*Data for this exercise*:
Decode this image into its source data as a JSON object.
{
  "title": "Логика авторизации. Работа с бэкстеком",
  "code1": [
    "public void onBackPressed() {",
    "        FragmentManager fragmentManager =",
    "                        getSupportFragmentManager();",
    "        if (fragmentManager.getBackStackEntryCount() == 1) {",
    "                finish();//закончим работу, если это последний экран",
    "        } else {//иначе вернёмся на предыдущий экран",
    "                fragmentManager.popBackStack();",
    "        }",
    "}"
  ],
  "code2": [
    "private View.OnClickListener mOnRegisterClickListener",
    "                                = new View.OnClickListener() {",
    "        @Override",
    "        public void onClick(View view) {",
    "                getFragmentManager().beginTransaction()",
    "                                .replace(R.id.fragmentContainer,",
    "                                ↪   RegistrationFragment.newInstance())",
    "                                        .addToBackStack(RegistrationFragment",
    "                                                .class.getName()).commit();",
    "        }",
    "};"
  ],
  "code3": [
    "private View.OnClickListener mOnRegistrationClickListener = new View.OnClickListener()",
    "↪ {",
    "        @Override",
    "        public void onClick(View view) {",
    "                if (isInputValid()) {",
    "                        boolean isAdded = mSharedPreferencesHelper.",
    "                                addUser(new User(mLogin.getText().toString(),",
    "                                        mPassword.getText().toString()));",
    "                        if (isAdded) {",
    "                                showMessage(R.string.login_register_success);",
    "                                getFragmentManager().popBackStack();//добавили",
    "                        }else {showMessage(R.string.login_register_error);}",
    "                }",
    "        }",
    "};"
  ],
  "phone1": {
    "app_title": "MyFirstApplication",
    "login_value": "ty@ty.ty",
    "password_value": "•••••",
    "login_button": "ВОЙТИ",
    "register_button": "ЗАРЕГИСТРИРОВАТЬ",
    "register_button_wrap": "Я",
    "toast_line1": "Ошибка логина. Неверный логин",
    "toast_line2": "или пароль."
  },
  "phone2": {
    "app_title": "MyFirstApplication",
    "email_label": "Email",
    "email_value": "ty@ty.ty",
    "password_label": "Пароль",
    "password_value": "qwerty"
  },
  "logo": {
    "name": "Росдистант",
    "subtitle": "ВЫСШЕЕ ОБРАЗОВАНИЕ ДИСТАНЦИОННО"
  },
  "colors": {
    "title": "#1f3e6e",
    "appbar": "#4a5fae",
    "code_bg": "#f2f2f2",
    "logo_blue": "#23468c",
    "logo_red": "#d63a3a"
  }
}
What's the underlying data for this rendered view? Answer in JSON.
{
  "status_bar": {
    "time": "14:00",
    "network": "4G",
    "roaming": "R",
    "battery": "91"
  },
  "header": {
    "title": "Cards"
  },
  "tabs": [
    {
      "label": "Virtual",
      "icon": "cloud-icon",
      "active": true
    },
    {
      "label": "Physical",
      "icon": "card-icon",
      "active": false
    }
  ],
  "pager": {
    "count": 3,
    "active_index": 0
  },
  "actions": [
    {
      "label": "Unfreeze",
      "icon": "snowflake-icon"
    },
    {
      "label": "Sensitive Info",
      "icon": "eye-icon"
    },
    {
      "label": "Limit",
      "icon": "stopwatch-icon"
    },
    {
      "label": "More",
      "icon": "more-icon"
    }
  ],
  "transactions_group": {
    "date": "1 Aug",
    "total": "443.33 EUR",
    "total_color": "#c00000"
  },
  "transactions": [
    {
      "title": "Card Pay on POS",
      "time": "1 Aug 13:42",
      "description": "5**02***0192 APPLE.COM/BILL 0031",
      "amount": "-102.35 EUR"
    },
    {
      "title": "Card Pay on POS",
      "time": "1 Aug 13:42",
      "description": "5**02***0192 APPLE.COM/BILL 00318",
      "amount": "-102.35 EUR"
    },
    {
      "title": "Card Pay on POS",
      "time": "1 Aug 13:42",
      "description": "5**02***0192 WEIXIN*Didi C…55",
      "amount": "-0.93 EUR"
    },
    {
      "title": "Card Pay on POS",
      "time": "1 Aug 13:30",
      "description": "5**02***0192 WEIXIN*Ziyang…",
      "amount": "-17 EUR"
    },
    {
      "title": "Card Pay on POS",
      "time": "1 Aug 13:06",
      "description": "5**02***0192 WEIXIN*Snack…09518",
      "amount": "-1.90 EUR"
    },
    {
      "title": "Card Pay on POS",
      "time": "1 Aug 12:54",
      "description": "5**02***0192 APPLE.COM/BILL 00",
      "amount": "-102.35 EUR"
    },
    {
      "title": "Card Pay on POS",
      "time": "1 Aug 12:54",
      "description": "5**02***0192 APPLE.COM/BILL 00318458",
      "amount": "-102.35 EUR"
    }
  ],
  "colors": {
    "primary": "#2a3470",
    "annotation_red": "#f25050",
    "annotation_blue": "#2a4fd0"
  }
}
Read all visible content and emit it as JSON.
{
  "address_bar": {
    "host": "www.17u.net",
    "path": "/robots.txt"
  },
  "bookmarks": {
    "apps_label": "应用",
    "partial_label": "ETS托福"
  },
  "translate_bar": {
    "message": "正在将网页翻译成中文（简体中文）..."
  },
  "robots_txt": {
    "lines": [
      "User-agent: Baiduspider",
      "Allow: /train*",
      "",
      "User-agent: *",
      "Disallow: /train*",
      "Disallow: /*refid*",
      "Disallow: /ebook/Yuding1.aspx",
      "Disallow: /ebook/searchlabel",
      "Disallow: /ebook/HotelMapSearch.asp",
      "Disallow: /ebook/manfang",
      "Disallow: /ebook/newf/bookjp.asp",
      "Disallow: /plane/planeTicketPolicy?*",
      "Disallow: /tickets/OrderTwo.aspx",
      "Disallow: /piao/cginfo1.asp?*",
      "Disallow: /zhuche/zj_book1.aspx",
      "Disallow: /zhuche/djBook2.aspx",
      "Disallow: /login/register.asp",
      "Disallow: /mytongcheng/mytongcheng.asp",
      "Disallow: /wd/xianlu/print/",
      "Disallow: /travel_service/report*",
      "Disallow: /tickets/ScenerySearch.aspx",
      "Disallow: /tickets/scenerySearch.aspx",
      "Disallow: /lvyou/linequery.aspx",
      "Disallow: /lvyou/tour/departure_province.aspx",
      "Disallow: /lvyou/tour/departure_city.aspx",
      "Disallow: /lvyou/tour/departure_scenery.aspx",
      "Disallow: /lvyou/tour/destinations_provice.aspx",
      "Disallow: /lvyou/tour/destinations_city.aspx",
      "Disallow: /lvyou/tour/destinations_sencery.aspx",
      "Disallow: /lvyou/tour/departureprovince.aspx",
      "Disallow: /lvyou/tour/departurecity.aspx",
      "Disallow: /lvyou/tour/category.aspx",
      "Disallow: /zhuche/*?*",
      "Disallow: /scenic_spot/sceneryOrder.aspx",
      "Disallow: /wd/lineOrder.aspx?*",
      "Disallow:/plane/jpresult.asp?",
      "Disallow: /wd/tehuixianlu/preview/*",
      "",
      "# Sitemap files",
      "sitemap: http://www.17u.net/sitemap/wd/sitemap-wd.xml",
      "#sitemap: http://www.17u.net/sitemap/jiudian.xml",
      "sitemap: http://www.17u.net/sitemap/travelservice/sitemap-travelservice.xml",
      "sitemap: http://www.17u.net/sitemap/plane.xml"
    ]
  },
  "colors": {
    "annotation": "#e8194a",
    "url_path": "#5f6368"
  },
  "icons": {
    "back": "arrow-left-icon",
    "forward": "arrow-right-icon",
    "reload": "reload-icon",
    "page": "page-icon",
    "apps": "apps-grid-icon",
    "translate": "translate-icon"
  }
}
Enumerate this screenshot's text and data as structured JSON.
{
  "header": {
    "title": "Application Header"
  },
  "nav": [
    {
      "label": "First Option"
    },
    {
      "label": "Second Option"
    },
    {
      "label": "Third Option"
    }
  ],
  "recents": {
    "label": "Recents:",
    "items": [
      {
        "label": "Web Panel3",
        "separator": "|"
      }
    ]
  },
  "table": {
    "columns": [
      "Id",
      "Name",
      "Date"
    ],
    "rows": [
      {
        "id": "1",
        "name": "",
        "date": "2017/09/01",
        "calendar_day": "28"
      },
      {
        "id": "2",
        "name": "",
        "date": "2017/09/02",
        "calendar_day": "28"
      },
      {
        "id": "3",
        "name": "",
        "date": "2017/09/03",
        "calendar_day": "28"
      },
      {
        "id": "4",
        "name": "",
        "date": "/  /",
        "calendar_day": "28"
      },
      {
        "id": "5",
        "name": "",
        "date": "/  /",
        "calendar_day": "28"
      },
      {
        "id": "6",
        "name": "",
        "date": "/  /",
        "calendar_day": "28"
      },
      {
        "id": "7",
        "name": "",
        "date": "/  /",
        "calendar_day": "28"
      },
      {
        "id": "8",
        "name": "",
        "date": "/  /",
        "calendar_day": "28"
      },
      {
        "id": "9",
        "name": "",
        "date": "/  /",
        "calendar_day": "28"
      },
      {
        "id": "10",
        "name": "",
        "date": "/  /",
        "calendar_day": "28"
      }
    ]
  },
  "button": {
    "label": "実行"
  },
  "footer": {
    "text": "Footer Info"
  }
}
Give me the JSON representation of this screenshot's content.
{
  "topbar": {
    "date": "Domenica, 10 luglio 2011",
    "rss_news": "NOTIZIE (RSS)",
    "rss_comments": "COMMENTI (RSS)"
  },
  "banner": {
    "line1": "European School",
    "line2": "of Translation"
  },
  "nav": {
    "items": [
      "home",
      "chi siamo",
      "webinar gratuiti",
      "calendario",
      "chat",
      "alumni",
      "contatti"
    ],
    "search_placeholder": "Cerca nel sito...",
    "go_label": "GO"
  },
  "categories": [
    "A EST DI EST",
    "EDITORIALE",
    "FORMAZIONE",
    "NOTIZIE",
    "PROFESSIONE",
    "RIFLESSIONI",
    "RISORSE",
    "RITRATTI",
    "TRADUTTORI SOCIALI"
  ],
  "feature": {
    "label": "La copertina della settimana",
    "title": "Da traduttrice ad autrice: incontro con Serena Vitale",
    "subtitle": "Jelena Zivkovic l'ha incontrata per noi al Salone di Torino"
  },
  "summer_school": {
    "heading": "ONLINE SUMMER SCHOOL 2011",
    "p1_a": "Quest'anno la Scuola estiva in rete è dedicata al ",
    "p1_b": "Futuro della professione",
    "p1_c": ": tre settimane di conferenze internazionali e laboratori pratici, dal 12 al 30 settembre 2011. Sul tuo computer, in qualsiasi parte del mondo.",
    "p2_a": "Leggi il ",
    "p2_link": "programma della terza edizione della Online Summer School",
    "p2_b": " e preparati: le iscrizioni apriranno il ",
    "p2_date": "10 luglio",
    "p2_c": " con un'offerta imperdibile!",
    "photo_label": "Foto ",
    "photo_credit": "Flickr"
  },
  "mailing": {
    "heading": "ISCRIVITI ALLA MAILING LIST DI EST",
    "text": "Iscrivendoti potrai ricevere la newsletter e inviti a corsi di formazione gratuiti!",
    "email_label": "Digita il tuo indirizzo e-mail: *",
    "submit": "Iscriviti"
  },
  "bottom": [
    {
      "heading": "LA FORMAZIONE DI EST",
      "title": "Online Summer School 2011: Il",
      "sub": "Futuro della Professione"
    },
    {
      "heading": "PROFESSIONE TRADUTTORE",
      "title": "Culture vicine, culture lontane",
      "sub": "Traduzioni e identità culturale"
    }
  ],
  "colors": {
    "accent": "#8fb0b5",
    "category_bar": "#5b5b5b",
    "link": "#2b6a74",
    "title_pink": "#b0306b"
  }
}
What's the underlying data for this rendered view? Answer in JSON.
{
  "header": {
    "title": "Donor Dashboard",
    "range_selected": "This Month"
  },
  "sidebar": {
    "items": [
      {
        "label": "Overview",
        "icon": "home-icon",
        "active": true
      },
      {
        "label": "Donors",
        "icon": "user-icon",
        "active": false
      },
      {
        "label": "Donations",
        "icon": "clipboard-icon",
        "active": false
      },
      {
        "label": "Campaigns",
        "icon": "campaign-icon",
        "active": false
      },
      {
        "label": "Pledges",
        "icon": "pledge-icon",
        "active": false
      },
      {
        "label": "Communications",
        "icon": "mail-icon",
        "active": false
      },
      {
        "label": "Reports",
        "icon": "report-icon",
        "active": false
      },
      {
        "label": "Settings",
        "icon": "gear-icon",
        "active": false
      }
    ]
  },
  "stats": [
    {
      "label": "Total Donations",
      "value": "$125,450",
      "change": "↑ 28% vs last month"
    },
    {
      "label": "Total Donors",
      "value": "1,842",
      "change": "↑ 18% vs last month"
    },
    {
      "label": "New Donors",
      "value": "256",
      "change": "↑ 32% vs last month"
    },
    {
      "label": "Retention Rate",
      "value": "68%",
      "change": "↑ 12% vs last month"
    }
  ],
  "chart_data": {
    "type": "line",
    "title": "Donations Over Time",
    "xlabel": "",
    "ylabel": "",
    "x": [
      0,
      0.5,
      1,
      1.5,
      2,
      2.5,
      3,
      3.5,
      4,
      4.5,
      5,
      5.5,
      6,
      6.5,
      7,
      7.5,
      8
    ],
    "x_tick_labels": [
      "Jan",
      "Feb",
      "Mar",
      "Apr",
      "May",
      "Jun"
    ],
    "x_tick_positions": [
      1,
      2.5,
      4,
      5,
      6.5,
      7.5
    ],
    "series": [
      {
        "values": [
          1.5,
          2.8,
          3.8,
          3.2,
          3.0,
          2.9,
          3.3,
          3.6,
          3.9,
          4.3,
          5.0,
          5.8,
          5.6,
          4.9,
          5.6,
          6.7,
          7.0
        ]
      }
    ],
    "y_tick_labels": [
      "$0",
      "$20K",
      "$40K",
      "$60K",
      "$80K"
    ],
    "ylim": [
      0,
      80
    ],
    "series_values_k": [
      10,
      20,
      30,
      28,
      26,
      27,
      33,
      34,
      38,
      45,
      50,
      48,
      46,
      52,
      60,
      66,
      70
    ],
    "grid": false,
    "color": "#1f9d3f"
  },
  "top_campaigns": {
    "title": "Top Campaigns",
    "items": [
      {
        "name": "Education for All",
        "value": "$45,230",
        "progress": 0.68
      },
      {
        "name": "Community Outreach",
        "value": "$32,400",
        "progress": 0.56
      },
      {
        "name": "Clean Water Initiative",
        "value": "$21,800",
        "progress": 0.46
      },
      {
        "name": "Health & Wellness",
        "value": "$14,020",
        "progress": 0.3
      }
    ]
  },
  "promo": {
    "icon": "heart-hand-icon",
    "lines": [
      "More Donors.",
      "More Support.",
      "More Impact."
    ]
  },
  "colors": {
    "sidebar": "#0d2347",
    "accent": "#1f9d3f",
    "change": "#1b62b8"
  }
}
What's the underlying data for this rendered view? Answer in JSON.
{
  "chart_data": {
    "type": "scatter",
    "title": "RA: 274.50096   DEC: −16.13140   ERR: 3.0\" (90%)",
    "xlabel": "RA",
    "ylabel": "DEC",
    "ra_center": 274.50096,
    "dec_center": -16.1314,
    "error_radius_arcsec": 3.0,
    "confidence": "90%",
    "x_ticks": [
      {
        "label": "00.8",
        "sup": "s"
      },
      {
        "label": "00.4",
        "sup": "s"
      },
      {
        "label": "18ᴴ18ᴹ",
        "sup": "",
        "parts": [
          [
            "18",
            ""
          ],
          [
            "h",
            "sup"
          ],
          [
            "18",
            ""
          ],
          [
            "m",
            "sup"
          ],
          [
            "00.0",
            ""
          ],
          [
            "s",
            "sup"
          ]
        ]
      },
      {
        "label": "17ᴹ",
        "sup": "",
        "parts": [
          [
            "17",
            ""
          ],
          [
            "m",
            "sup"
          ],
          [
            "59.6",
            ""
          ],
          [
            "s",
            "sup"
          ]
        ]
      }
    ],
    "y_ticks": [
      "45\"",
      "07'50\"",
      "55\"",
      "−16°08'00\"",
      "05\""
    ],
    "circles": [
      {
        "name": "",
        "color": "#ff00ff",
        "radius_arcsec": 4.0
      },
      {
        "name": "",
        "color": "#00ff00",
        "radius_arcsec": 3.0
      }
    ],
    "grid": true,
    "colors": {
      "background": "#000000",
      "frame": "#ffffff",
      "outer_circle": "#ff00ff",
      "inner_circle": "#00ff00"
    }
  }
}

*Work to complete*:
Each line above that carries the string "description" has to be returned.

*Response to the exercise*:
      "description": "5**02***0192 APPLE.COM/BILL 0031",
      "description": "5**02***0192 APPLE.COM/BILL 00318",
      "description": "5**02***0192 WEIXIN*Didi C…55",
      "description": "5**02***0192 WEIXIN*Ziyang…",
      "description": "5**02***0192 WEIXIN*Snack…09518",
      "description": "5**02***0192 APPLE.COM/BILL 00",
      "description": "5**02***0192 APPLE.COM/BILL 00318458",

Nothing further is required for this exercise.